*** Entries supplied Section Begins ***
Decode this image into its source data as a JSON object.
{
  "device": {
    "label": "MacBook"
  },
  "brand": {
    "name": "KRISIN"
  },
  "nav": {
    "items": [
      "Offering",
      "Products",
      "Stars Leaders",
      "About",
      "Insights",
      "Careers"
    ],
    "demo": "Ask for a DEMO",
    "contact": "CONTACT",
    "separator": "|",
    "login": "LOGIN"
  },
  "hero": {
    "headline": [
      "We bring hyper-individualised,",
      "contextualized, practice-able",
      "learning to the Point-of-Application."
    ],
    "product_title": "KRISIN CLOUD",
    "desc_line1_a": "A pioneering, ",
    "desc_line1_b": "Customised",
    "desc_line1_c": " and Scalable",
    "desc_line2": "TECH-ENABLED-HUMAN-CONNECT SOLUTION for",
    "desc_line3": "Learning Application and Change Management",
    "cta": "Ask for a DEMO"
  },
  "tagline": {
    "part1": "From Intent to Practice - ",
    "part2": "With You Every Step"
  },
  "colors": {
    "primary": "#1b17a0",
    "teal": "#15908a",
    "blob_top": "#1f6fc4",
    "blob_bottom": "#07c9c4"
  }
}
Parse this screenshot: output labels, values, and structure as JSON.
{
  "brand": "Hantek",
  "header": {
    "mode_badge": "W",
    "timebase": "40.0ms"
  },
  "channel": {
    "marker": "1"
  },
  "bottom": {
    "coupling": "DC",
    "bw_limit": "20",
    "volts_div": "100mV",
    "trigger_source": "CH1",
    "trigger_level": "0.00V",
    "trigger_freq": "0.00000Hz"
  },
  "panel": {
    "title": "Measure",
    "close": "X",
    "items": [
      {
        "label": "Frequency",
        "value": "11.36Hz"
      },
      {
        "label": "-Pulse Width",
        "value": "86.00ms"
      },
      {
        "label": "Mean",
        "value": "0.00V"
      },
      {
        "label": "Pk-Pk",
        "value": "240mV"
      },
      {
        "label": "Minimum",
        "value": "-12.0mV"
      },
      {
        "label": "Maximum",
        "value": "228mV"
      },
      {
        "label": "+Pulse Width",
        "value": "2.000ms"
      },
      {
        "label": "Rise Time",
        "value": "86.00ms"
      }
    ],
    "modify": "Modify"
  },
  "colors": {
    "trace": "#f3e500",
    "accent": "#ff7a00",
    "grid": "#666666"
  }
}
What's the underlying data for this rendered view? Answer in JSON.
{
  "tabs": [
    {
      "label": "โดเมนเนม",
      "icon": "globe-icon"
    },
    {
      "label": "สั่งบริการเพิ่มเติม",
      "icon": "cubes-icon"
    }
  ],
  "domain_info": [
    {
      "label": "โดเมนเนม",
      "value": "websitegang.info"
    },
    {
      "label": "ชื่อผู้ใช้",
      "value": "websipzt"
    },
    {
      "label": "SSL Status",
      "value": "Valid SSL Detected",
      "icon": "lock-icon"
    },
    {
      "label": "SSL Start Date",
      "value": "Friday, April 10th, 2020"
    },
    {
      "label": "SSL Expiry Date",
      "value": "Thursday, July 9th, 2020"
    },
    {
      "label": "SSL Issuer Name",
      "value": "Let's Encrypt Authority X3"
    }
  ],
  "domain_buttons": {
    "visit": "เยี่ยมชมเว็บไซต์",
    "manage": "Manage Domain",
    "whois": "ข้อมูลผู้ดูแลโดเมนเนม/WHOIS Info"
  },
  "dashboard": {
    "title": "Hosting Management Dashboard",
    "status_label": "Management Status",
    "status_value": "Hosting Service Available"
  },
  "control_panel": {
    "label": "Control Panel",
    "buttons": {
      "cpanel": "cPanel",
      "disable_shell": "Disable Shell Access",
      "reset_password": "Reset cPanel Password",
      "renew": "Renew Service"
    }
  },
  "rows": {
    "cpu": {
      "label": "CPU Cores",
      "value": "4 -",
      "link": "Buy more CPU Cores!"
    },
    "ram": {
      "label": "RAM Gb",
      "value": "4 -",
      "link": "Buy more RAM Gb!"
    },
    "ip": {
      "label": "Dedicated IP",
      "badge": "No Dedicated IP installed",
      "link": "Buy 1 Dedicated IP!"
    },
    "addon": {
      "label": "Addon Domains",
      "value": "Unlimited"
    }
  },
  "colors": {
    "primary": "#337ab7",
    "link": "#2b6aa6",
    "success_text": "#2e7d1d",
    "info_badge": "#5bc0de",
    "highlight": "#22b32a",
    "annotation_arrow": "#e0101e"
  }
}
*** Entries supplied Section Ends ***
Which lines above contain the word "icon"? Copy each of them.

Your solution —
      "icon": "globe-icon"
      "icon": "cubes-icon"
      "icon": "lock-icon"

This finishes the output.